I wish it was easier for us to be satisfied. I wish it was easier to accept, and come to terms with the binds that circumstances have locked into place. I wish I didn’t wish I sing better, dance better, write better, speak better, love better. Being happy shouldn’t be difficult. It shouldn’t be so conditional, so demanding, and so easily sullied.

What’s worse is that I seem to have walked straight out of university into being surrounded by people that are perpetually lamenting how they should have been somebody better and bigger. Oh they should have been pursuing the career of their dreams, be high-flying young men and women in their twenties, fashionably dressed, doing what they loved the most, and taking the world by storm at the same time!

Do we really deserve that much in life?

I once spoke to an oldish man, very successful, very rich, and probably living that high-flying life recruiter leaflets trick us into longing for, who recounted how he started work heaving bullions in a mint at sixteen years old.

We don’t do that anymore. Nowadays we get fed into the system, and then after about 18 unspectacular years of churning out worksheet after worksheet, battling exam after exam, chasing achievement after achievement, the machine spits us out into the big bad world. It leaves us with nothing but a wispy paper scroll tied up in a ribbon, all wobbly and dazed from the years of living nice and sheltered lives.

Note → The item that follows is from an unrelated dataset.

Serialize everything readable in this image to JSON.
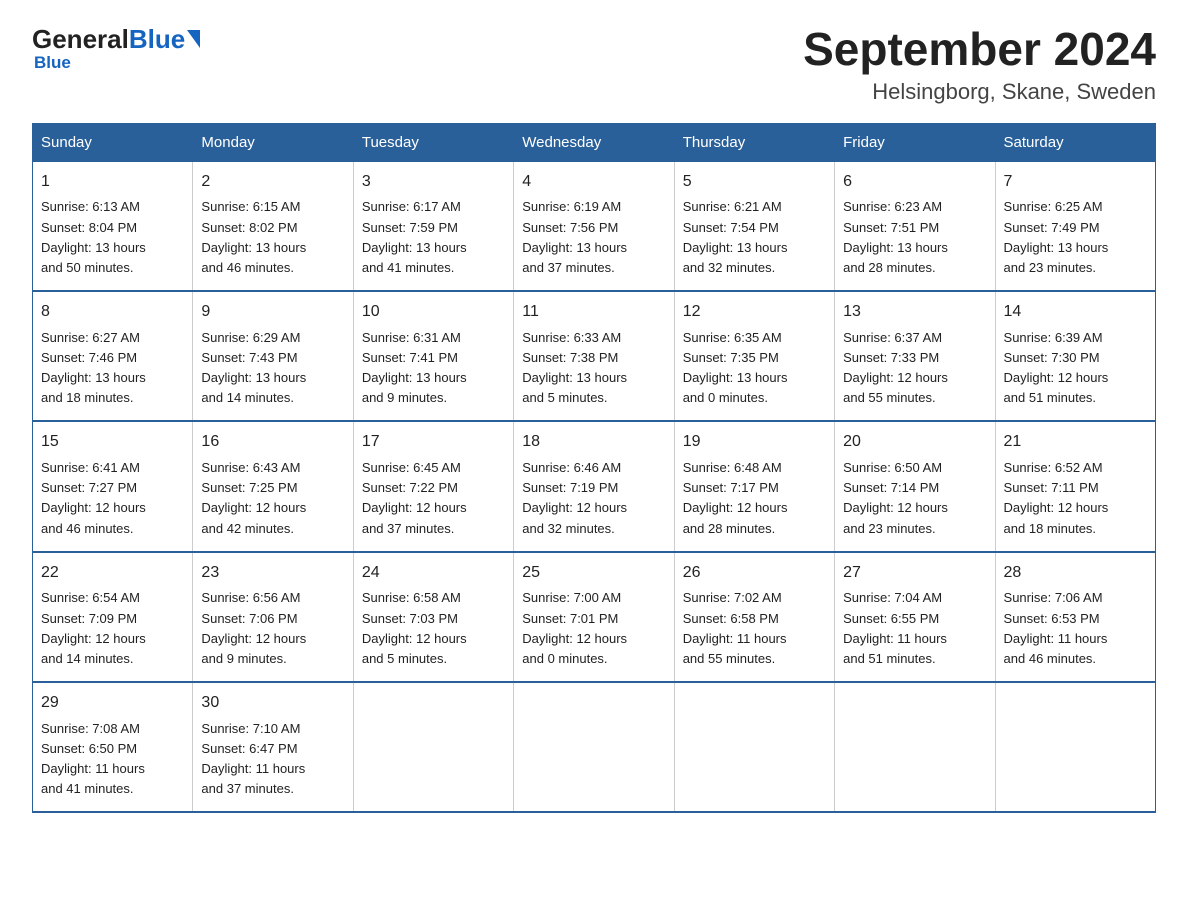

So do we really deserve anything more than 70 more years of living an unspectacular life?

I suppose reading depressing books doesn’t do me a lot of good, does it.